I draw the line at 2 stops per direction. Or I try to. If the connections have good spacing (~2 hours seems to be good), and the ticket price reflects this inconvenience, I can sell it to husband and the troops. If there is a single layover for a very long (more than 10 hours and some daytime hours included), maybe the city is interesting enough to squeeze in a meal or museum in between flights. The worst layover seems to be 5 hours. That time is not enough to leave the airport, and is too long to be happy about hanging around a building in which all the diversions (stores or food) are barely passable and oh-my-god expensive.

Before I book airline tickets I look at dozens of web sites and perform hundreds of searches for nearby airports on various dates to see what our best options are. Basically I’m what a travel agent used to be before the great unwashed (including me) each got personal computers and discovered travel web sites.

I have read lots of articles on how to get the best prices – travel on a Tuesday or Wednesday, accept long layovers, watch carefully for sales, adjust your travel dates, etc. etc. Recently I read an Ask Me Anything on Reddit from a travel agent who says clearing one’s cookies before performing a search (or search while in Incognito Mode) is not necessary; the fluctuations in prices are due to there being hundreds of thousands of people searching at the same time you are, and some of those people booking tickets or cancelling them.

The search continues…

It’s Barely Spring and I’m Thinking Summer

When you want your kids to have all the advantages afforded to them at their age, you have to be prepared to think ahead. For Summer soccer leagues, sign up is in March or April. When you want your child to attend Summer camp, you have to register in March or April too.

With just 8 weeks of summer here, the time gets filled up quickly. And yet? We still have to keep the kiddos occupied for the full 8 weeks while we adults are gone all day. This presents a challenge for many, because camps aren’t cheap. They aren’t even comparable to regular child care costs. Are camps and childcare worth it? Yes indeedy. But even if you can afford 6 weeks of camp (I’m making a big assumption here that most parents can afford to take 2 weeks off every summer but I could be wrong.), the camps fill up and might not be available. And if the camps are available, hopefully they occur on the same weeks as your child caregiver is taking holiday, otherwise you have to pay twice.

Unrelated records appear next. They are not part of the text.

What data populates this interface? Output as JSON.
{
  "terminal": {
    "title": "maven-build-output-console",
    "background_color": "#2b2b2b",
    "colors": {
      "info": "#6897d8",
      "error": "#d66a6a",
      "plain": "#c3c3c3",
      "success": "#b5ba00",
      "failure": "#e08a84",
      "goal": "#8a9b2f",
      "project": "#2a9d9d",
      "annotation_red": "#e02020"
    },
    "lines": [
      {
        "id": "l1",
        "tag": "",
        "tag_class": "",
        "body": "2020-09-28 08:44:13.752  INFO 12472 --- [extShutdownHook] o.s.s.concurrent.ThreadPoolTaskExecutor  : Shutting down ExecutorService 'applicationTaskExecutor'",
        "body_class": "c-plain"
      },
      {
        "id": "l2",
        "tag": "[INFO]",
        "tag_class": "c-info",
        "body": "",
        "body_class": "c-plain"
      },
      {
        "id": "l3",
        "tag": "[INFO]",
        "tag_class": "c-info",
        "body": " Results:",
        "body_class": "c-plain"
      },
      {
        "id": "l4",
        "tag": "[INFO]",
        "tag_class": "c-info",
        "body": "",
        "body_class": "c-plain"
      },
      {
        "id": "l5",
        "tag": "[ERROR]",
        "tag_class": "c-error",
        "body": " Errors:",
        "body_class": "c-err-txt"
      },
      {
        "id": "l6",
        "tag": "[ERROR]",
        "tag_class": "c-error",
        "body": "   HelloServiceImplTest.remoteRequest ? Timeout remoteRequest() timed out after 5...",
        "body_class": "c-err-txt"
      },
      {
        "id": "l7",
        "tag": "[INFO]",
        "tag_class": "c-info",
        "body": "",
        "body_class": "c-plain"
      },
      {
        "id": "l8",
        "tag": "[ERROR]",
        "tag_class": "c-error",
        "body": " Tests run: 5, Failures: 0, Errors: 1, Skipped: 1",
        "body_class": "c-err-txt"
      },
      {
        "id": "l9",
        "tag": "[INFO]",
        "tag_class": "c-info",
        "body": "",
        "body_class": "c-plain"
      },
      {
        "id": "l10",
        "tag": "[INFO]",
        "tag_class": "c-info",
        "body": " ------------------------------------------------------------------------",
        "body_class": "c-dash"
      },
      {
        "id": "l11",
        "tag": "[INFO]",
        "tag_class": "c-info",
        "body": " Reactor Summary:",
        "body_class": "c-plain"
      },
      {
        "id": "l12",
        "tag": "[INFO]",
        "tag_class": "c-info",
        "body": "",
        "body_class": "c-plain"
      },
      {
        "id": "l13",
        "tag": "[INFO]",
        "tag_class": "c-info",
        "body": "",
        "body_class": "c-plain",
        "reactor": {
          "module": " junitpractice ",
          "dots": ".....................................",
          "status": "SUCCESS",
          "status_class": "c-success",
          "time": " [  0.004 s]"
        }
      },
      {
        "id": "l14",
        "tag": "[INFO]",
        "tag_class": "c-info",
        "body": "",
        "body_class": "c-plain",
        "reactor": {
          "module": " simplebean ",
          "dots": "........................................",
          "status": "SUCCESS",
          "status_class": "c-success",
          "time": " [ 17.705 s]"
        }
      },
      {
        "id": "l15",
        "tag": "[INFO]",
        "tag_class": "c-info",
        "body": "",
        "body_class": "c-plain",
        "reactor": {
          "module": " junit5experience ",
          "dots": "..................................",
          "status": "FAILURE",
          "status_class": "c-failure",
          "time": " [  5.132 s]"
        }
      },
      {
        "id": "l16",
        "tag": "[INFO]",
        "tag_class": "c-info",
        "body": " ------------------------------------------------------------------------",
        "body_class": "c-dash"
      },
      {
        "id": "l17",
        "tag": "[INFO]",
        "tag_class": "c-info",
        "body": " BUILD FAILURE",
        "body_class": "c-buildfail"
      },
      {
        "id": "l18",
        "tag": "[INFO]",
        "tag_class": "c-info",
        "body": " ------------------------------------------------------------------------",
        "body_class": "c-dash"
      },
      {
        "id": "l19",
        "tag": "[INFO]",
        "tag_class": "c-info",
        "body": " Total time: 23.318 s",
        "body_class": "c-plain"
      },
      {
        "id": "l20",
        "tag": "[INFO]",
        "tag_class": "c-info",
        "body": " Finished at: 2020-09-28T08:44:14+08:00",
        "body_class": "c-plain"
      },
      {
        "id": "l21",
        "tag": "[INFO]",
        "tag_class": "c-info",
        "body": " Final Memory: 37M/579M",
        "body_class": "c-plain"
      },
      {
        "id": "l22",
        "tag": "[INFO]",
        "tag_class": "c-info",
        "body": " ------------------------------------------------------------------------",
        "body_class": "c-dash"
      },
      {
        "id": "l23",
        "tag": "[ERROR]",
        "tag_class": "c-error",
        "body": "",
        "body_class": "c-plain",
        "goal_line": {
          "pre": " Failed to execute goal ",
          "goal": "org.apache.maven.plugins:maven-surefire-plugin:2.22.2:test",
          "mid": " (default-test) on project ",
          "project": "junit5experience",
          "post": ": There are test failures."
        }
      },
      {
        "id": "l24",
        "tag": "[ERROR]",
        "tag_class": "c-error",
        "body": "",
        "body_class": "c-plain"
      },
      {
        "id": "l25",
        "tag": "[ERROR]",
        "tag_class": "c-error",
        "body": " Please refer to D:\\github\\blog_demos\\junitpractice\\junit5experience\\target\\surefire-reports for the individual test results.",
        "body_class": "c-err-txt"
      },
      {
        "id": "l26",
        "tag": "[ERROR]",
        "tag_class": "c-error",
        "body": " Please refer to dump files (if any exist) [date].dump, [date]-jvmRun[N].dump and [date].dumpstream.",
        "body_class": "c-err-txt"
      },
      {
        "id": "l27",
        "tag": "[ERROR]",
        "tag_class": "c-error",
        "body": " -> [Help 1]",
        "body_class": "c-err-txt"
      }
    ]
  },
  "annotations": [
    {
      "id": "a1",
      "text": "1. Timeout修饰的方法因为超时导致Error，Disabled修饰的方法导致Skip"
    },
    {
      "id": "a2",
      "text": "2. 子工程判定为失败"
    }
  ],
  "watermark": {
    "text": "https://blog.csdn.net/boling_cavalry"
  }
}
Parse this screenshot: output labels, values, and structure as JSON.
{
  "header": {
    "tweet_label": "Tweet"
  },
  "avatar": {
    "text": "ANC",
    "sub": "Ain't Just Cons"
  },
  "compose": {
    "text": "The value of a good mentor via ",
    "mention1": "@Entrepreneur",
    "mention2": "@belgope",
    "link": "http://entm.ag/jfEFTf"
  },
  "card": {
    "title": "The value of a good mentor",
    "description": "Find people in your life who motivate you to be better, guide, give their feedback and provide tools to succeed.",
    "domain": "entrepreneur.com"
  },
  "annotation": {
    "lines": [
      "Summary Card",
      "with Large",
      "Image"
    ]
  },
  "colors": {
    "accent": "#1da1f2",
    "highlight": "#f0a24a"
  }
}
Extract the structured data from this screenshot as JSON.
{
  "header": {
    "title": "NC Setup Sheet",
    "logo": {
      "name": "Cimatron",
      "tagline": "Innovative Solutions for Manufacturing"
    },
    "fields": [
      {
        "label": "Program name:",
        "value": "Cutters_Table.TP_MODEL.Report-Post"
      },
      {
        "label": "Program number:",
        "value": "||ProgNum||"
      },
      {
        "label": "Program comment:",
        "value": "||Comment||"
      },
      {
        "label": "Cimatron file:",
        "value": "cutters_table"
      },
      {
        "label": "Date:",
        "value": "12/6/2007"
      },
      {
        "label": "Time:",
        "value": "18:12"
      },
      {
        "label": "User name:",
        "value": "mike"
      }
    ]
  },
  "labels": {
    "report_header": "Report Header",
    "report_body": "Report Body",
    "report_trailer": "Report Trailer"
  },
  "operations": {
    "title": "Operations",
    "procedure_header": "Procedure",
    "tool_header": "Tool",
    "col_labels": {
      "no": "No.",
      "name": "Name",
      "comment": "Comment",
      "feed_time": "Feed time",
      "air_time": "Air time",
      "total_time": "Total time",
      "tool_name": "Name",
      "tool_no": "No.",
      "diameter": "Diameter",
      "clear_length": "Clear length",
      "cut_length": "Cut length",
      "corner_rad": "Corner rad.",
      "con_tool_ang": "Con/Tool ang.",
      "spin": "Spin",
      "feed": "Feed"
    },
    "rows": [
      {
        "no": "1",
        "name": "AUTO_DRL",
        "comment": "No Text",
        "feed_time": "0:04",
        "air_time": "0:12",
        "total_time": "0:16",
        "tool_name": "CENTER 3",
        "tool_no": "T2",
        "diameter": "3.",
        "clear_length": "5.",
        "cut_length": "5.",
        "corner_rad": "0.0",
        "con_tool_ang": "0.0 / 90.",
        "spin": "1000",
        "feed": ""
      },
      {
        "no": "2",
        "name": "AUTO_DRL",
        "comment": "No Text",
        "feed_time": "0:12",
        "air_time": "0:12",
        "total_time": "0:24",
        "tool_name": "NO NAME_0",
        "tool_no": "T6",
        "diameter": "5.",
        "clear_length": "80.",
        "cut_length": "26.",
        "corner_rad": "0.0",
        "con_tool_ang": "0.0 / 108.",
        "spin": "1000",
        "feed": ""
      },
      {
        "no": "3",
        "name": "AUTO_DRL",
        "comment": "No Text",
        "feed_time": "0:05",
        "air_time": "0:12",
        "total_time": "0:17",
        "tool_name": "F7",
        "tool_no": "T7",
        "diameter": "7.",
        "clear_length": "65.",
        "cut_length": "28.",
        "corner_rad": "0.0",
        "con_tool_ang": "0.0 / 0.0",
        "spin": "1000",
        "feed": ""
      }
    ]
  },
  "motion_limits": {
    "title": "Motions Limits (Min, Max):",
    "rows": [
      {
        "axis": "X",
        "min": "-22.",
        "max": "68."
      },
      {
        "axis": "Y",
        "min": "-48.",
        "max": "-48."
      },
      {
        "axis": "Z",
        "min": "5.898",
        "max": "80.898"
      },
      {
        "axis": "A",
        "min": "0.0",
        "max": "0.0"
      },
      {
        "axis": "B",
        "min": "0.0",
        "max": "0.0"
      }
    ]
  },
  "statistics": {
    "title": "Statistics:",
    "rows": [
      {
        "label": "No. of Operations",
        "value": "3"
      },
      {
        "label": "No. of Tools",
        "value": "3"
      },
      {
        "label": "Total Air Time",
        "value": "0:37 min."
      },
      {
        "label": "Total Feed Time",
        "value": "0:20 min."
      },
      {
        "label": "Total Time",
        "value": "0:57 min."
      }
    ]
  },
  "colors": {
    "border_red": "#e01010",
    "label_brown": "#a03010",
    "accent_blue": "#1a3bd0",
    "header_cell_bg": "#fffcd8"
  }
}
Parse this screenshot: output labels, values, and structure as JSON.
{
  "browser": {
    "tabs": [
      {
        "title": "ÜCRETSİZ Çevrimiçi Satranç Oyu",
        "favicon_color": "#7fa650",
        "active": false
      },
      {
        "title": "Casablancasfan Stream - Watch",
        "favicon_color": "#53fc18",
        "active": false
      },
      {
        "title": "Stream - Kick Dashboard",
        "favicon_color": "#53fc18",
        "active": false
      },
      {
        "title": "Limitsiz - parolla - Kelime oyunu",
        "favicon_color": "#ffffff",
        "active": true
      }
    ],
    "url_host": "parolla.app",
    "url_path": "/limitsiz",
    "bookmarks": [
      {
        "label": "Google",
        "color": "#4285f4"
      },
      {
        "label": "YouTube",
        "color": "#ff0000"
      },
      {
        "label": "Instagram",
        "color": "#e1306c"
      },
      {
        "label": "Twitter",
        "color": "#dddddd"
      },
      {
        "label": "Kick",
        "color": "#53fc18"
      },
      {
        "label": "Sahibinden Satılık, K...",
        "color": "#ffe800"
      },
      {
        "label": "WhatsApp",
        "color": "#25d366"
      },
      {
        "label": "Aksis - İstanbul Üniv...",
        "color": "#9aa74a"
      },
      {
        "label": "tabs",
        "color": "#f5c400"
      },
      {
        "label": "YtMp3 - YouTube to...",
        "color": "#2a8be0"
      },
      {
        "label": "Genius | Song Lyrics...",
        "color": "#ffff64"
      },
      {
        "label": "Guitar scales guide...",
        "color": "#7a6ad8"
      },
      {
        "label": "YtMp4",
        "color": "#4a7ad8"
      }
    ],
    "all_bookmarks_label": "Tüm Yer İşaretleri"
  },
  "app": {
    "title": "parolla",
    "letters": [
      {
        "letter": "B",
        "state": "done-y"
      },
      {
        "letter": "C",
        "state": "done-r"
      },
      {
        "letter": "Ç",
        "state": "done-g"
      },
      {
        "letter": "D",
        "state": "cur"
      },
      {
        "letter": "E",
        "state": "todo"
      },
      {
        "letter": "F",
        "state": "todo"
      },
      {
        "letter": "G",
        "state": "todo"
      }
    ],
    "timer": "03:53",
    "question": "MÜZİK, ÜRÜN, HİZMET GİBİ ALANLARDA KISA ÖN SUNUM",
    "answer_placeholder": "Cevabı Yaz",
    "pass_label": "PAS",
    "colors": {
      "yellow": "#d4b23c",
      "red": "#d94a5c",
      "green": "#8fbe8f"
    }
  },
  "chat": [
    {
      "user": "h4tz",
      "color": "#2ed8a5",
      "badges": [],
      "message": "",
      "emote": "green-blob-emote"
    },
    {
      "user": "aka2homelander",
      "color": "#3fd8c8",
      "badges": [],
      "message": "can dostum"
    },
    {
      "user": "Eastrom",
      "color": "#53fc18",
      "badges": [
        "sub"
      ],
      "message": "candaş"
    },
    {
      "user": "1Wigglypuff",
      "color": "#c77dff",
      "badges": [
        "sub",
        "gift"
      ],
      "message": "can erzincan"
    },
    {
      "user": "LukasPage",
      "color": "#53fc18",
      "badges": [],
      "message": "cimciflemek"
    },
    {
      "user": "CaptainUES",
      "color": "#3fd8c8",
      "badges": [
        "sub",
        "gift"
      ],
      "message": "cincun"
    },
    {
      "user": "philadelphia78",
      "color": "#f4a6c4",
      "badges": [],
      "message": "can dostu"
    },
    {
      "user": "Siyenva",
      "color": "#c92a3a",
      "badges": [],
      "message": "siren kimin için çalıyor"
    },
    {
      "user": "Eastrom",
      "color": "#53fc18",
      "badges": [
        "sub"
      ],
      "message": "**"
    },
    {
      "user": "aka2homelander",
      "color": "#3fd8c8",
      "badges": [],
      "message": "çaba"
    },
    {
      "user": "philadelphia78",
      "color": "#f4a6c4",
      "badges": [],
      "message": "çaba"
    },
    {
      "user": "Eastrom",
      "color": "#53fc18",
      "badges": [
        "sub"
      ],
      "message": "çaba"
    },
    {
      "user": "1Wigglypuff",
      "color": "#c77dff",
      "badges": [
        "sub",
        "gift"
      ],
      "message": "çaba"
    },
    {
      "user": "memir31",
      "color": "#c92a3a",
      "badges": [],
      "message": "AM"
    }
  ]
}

When your kid is under 10, they will pretty much attend any camp you drop them off at. It’s much more nerve-wracking for you than it is for them. Kids older than that seem to have opinions and preferences and put up resistance to attending camps that they deem boring/uninteresting or friends aren’t attending. Yes that’s right! You have to coordinate with other parents to make sure our darlings are in the same camps at the same time. Before you can coordinate, you have to find out phone numbers or email addresses using the least reliable courier service ever: your kids.

All of this to say – my summer is nearly already mapped out from the first week of April. During the weeks where there is no camp and no adult around, my midgets will be working at husband’s store part-time. Busy midgets are happy midgets.

You Know You’re White…Right?

This is the comment I hear very often, because I sometimes use the following phrases:

  • Dolla Dolla Bill, y’all
  • Takin’ Care ‘a Bidness
  • Ah-ight
  • Mashallah
  • Zei Gezunt
  • Menches Kint

No, these are not the most professional words to use, but that’s why I’m not in management. I have a lot of freedoms not afforded to people who have an image to uphold. I’m not naive enough to think my off-kilter sense of humour doesn’t affect others’ perception of me, but then again, even if I was a ‘proper’ serious person, I sincerely believe I would be in the same professional position as I am now. My skill set is mostly measured upon the words I smith and deadlines I meet.

I’m a white Christian who married a Jew, who lives in a multi-cultural city and works in an office with many different ethnicities. My weekday lunch time foods are atypical compared to what I grew up eating. It makes sense for me to have varied phrases in my vocabulary, but even I laugh at myself when I say to my very Jewish brother-in-law on a Friday afternoon: Good Shabbas.